── Dataset content

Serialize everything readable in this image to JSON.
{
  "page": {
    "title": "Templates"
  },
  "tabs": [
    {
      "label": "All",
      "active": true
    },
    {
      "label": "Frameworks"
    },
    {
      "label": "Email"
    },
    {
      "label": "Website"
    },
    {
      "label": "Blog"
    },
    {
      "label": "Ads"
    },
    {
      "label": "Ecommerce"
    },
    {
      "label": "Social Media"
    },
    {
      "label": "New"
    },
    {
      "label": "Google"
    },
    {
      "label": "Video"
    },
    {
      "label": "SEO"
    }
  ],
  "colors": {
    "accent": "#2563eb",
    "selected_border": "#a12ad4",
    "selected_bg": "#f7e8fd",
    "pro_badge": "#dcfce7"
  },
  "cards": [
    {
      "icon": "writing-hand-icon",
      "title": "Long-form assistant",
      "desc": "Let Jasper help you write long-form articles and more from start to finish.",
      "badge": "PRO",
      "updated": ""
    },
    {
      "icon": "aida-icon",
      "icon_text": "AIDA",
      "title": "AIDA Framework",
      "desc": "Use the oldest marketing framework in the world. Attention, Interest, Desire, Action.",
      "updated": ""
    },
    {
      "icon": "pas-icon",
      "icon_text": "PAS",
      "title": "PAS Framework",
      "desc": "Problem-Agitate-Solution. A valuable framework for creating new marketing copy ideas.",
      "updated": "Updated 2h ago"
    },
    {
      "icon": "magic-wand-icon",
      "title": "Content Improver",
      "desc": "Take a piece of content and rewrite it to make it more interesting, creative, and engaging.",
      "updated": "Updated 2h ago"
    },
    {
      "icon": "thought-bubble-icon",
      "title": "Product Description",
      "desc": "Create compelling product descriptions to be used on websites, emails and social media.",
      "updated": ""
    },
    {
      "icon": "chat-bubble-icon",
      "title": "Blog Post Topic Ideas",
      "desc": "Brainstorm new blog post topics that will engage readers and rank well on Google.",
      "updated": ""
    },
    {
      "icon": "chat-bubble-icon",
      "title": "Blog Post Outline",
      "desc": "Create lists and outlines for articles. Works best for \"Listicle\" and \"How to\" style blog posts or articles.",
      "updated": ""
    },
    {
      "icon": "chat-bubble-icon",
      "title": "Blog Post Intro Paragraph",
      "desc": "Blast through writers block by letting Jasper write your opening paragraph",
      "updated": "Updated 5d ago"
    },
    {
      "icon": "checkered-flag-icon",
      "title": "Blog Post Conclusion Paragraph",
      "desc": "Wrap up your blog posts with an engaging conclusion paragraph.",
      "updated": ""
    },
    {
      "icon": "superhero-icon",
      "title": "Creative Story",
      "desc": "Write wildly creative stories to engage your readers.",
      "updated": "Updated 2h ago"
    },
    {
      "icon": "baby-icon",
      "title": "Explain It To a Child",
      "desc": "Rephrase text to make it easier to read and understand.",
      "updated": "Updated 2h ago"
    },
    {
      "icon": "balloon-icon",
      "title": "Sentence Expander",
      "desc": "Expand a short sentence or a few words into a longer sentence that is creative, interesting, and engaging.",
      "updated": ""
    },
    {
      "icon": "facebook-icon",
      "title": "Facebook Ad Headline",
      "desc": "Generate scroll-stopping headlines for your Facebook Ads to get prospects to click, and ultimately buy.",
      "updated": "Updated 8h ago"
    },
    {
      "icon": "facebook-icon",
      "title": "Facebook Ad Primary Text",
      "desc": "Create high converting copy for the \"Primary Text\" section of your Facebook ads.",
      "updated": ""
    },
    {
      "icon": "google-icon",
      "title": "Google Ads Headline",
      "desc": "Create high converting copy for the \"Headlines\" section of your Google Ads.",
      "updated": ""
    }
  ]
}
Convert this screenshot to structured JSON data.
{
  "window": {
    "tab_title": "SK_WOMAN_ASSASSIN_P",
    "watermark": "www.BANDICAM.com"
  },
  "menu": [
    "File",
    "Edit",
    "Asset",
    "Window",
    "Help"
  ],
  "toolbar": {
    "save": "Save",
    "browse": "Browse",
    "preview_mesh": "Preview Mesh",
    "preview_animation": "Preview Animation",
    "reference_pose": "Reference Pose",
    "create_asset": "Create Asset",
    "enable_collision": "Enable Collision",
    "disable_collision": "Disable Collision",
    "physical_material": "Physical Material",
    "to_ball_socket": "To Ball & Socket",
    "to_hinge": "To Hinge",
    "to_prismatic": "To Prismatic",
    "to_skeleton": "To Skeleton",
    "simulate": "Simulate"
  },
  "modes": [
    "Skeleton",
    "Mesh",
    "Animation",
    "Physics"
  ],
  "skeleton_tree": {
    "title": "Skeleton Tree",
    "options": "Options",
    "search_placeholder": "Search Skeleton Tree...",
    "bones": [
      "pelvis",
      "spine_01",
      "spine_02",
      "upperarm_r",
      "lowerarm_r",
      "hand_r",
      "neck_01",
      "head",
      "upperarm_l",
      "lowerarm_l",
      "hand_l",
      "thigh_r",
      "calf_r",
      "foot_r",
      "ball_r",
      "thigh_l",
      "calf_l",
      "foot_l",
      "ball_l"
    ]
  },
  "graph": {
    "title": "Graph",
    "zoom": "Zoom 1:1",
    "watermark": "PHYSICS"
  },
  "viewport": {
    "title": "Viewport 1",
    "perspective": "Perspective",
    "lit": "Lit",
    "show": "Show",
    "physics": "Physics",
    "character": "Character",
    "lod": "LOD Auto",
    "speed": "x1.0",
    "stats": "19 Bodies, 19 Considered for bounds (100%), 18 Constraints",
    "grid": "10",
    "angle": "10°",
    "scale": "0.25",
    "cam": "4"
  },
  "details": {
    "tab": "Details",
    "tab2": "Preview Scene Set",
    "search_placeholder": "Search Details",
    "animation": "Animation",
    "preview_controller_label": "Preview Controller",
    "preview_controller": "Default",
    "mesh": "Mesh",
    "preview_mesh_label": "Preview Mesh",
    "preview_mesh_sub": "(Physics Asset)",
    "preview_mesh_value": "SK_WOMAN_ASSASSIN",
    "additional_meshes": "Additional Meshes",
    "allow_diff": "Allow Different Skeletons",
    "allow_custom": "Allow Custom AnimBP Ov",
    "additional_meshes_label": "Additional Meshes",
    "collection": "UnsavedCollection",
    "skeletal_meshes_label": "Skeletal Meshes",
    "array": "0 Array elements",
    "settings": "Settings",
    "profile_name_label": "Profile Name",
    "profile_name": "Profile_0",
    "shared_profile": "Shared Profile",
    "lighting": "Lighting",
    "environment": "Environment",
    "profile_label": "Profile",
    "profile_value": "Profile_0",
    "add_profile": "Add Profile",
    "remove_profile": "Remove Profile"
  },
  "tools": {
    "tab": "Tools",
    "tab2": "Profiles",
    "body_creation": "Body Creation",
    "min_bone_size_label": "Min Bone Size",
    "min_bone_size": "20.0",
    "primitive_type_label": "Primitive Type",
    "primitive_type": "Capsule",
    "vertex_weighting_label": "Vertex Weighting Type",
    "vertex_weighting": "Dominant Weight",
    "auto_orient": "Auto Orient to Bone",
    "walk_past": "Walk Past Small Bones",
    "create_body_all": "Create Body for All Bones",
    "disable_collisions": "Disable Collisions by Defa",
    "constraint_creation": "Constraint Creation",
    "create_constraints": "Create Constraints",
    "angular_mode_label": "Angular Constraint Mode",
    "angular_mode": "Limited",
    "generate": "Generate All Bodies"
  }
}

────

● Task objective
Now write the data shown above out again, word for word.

● Answer to the exercise
Serialize everything readable in this image to JSON.
{
  "page": {
    "title": "Templates"
  },
  "tabs": [
    {
      "label": "All",
      "active": true
    },
    {
      "label": "Frameworks"
    },
    {
      "label": "Email"
    },
    {
      "label": "Website"
    },
    {
      "label": "Blog"
    },
    {
      "label": "Ads"
    },
    {
      "label": "Ecommerce"
    },
    {
      "label": "Social Media"
    },
    {
      "label": "New"
    },
    {
      "label": "Google"
    },
    {
      "label": "Video"
    },
    {
      "label": "SEO"
    }
  ],
  "colors": {
    "accent": "#2563eb",
    "selected_border": "#a12ad4",
    "selected_bg": "#f7e8fd",
    "pro_badge": "#dcfce7"
  },
  "cards": [
    {
      "icon": "writing-hand-icon",
      "title": "Long-form assistant",
      "desc": "Let Jasper help you write long-form articles and more from start to finish.",
      "badge": "PRO",
      "updated": ""
    },
    {
      "icon": "aida-icon",
      "icon_text": "AIDA",
      "title": "AIDA Framework",
      "desc": "Use the oldest marketing framework in the world. Attention, Interest, Desire, Action.",
      "updated": ""
    },
    {
      "icon": "pas-icon",
      "icon_text": "PAS",
      "title": "PAS Framework",
      "desc": "Problem-Agitate-Solution. A valuable framework for creating new marketing copy ideas.",
      "updated": "Updated 2h ago"
    },
    {
      "icon": "magic-wand-icon",
      "title": "Content Improver",
      "desc": "Take a piece of content and rewrite it to make it more interesting, creative, and engaging.",
      "updated": "Updated 2h ago"
    },
    {
      "icon": "thought-bubble-icon",
      "title": "Product Description",
      "desc": "Create compelling product descriptions to be used on websites, emails and social media.",
      "updated": ""
    },
    {
      "icon": "chat-bubble-icon",
      "title": "Blog Post Topic Ideas",
      "desc": "Brainstorm new blog post topics that will engage readers and rank well on Google.",
      "updated": ""
    },
    {
      "icon": "chat-bubble-icon",
      "title": "Blog Post Outline",
      "desc": "Create lists and outlines for articles. Works best for \"Listicle\" and \"How to\" style blog posts or articles.",
      "updated": ""
    },
    {
      "icon": "chat-bubble-icon",
      "title": "Blog Post Intro Paragraph",
      "desc": "Blast through writers block by letting Jasper write your opening paragraph",
      "updated": "Updated 5d ago"
    },
    {
      "icon": "checkered-flag-icon",
      "title": "Blog Post Conclusion Paragraph",
      "desc": "Wrap up your blog posts with an engaging conclusion paragraph.",
      "updated": ""
    },
    {
      "icon": "superhero-icon",
      "title": "Creative Story",
      "desc": "Write wildly creative stories to engage your readers.",
      "updated": "Updated 2h ago"
    },
    {
      "icon": "baby-icon",
      "title": "Explain It To a Child",
      "desc": "Rephrase text to make it easier to read and understand.",
      "updated": "Updated 2h ago"
    },
    {
      "icon": "balloon-icon",
      "title": "Sentence Expander",
      "desc": "Expand a short sentence or a few words into a longer sentence that is creative, interesting, and engaging.",
      "updated": ""
    },
    {
      "icon": "facebook-icon",
      "title": "Facebook Ad Headline",
      "desc": "Generate scroll-stopping headlines for your Facebook Ads to get prospects to click, and ultimately buy.",
      "updated": "Updated 8h ago"
    },
    {
      "icon": "facebook-icon",
      "title": "Facebook Ad Primary Text",
      "desc": "Create high converting copy for the \"Primary Text\" section of your Facebook ads.",
      "updated": ""
    },
    {
      "icon": "google-icon",
      "title": "Google Ads Headline",
      "desc": "Create high converting copy for the \"Headlines\" section of your Google Ads.",
      "updated": ""
    }
  ]
}
Convert this screenshot to structured JSON data.
{
  "window": {
    "tab_title": "SK_WOMAN_ASSASSIN_P",
    "watermark": "www.BANDICAM.com"
  },
  "menu": [
    "File",
    "Edit",
    "Asset",
    "Window",
    "Help"
  ],
  "toolbar": {
    "save": "Save",
    "browse": "Browse",
    "preview_mesh": "Preview Mesh",
    "preview_animation": "Preview Animation",
    "reference_pose": "Reference Pose",
    "create_asset": "Create Asset",
    "enable_collision": "Enable Collision",
    "disable_collision": "Disable Collision",
    "physical_material": "Physical Material",
    "to_ball_socket": "To Ball & Socket",
    "to_hinge": "To Hinge",
    "to_prismatic": "To Prismatic",
    "to_skeleton": "To Skeleton",
    "simulate": "Simulate"
  },
  "modes": [
    "Skeleton",
    "Mesh",
    "Animation",
    "Physics"
  ],
  "skeleton_tree": {
    "title": "Skeleton Tree",
    "options": "Options",
    "search_placeholder": "Search Skeleton Tree...",
    "bones": [
      "pelvis",
      "spine_01",
      "spine_02",
      "upperarm_r",
      "lowerarm_r",
      "hand_r",
      "neck_01",
      "head",
      "upperarm_l",
      "lowerarm_l",
      "hand_l",
      "thigh_r",
      "calf_r",
      "foot_r",
      "ball_r",
      "thigh_l",
      "calf_l",
      "foot_l",
      "ball_l"
    ]
  },
  "graph": {
    "title": "Graph",
    "zoom": "Zoom 1:1",
    "watermark": "PHYSICS"
  },
  "viewport": {
    "title": "Viewport 1",
    "perspective": "Perspective",
    "lit": "Lit",
    "show": "Show",
    "physics": "Physics",
    "character": "Character",
    "lod": "LOD Auto",
    "speed": "x1.0",
    "stats": "19 Bodies, 19 Considered for bounds (100%), 18 Constraints",
    "grid": "10",
    "angle": "10°",
    "scale": "0.25",
    "cam": "4"
  },
  "details": {
    "tab": "Details",
    "tab2": "Preview Scene Set",
    "search_placeholder": "Search Details",
    "animation": "Animation",
    "preview_controller_label": "Preview Controller",
    "preview_controller": "Default",
    "mesh": "Mesh",
    "preview_mesh_label": "Preview Mesh",
    "preview_mesh_sub": "(Physics Asset)",
    "preview_mesh_value": "SK_WOMAN_ASSASSIN",
    "additional_meshes": "Additional Meshes",
    "allow_diff": "Allow Different Skeletons",
    "allow_custom": "Allow Custom AnimBP Ov",
    "additional_meshes_label": "Additional Meshes",
    "collection": "UnsavedCollection",
    "skeletal_meshes_label": "Skeletal Meshes",
    "array": "0 Array elements",
    "settings": "Settings",
    "profile_name_label": "Profile Name",
    "profile_name": "Profile_0",
    "shared_profile": "Shared Profile",
    "lighting": "Lighting",
    "environment": "Environment",
    "profile_label": "Profile",
    "profile_value": "Profile_0",
    "add_profile": "Add Profile",
    "remove_profile": "Remove Profile"
  },
  "tools": {
    "tab": "Tools",
    "tab2": "Profiles",
    "body_creation": "Body Creation",
    "min_bone_size_label": "Min Bone Size",
    "min_bone_size": "20.0",
    "primitive_type_label": "Primitive Type",
    "primitive_type": "Capsule",
    "vertex_weighting_label": "Vertex Weighting Type",
    "vertex_weighting": "Dominant Weight",
    "auto_orient": "Auto Orient to Bone",
    "walk_past": "Walk Past Small Bones",
    "create_body_all": "Create Body for All Bones",
    "disable_collisions": "Disable Collisions by Defa",
    "constraint_creation": "Constraint Creation",
    "create_constraints": "Create Constraints",
    "angular_mode_label": "Angular Constraint Mode",
    "angular_mode": "Limited",
    "generate": "Generate All Bodies"
  }
}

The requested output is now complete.